Saturday night was the feast and Regency Ball. The dining was wonderful. I had the roast pheasant, which was delicious. The Ballroom itself was a magical regency style ballroom with decorated walls and ceiling and three huge chandeliers. There was a large ornate stage at one end where the little orchestra was, and a dance mistress helped to guide us novices through the steps until we had caught on. There were several hundred people there, so often the dance formed three long lines. A lot of ladies danced with other ladies for a partner but it was fun because anyone who wanted to could give it a try.
I danced four dances. Each one probably went on for 15 minutes, and that would only get you halfway up the entire line of couples dancing. I’m told that a dance at a real ball would continue until the head couple has worked their way all the down to the bottom of the set and back up to the top again. So it is easy to see how one could go on till the wee hours of the morning.
We didn't do any dance for that long because they wanted to get through at least 8 and there were so many couples. Even so, we went until midnight and I was only thinking it was about 10:30. My favorite dance by far is the one seen in A&E's P&P at Netherfield, when Mr. Darcy first dances with Elizabeth. This dance is so beautiful. The couples mostly walk from place to place, weaving within their line, but at one point two couples join hands in a line facing the head of the room, and step forward for three, and back for three. The result over a whole ballroom is fabulous, because there is all this weaving and confusion, then all of a sudden everyone is lined up and the whole room moves forward in this wave, then goes back, then its all mixed up again. It really was a magical moment.
The very unfortunate name of that beautiful dance is Mr. Beverages Maggot. This afternoon I watched that section of A&E’s Pride and Prejudice to recognize the dance that I had learned. I was stunned, (though why should I have been surprised?) at how perfectly the dance was performed and how well choreographed their conversation was within the dance. I’ve always found it strange that Sir William Lucas stops to talk to Mr. Darcy during the dance, and Darcy is just standing there. Now I understand that they had reached the end of the line, and they wait out for a moment and join in again to head back up the set, turning from a #1 couple to a #2 couple. As they move back up the set they have less dancing to perform than they did at first, and more moments where they are just standing. This perfectly suits the agitated nature of their conversation and symbolizes the awkwardness of feeling by the time the dance is finished. I should have expected no less from the most perfect show ever to be seen on television.
Sunday morning I attended an Anglican church service across the street that incorporated texts written by Jane Austen. I checked out of my room after that, then attended the closing brunch, and finally a wonderful concert of music from the era of Jane Austen by Pro Musica, “A Jane Austen Parlor” It was simply beautiful!
Leaving my family for several days is a new thing for me. I think my trip was a success and I am already longing to go to another one. Next year is Chicago, then Philadelphia, but after that is Portland, so if I don't get to go sooner I will be planning for that on Oct of 2010.
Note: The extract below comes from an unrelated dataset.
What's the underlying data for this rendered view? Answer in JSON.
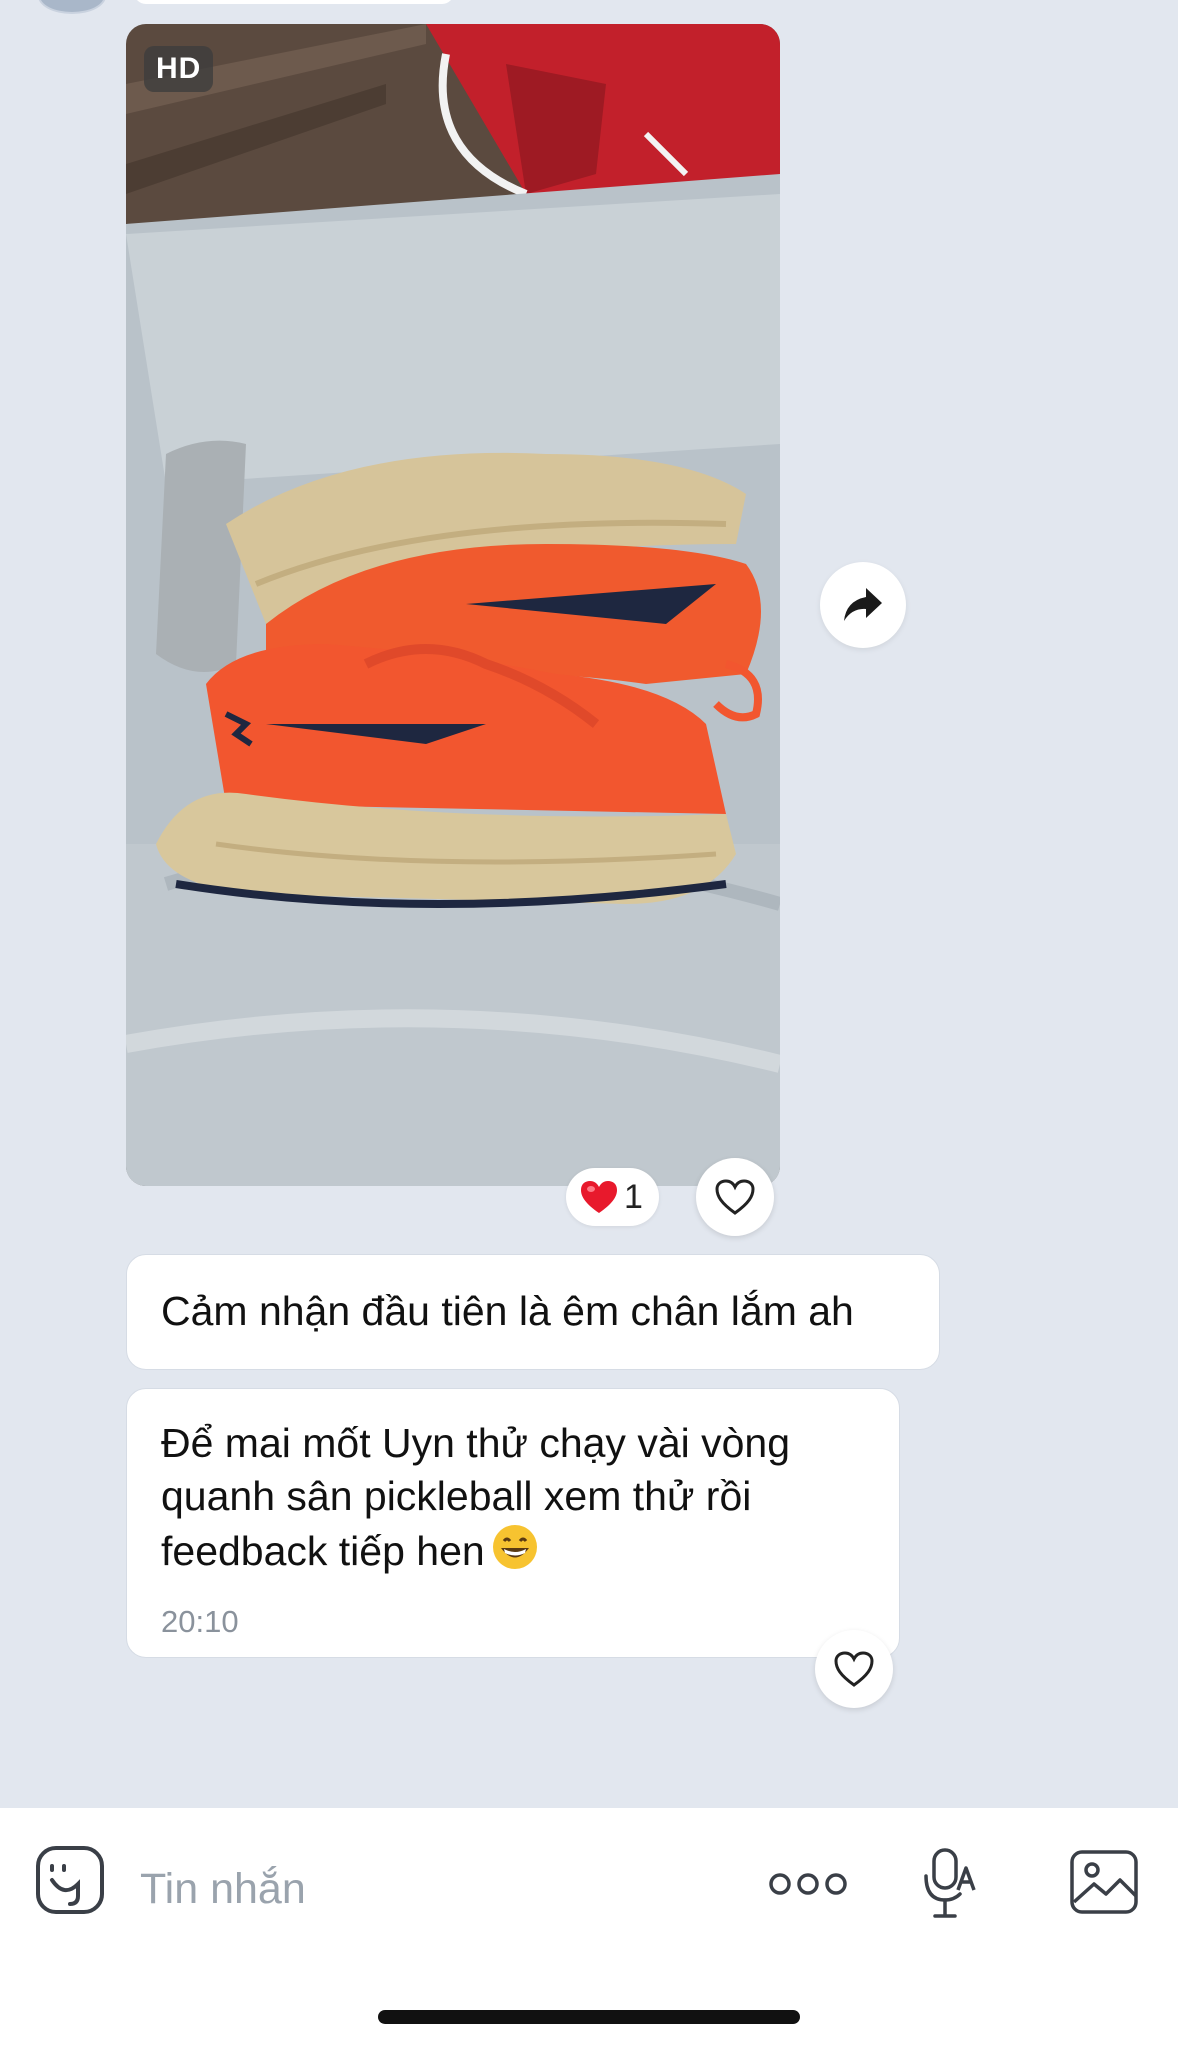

See You there!

Tuesday, October 2, 2007

Preparing for AGM

A friend I met today sent me an article about the upcoming AGM in Vancouver.
I have much to do to get ready, and to get my family ready for me to leave. At this moment I have to put up my daughter's hair for ballet. (If only I could send Chapman to her...)
If I don't post more today I'll be finishing my dress.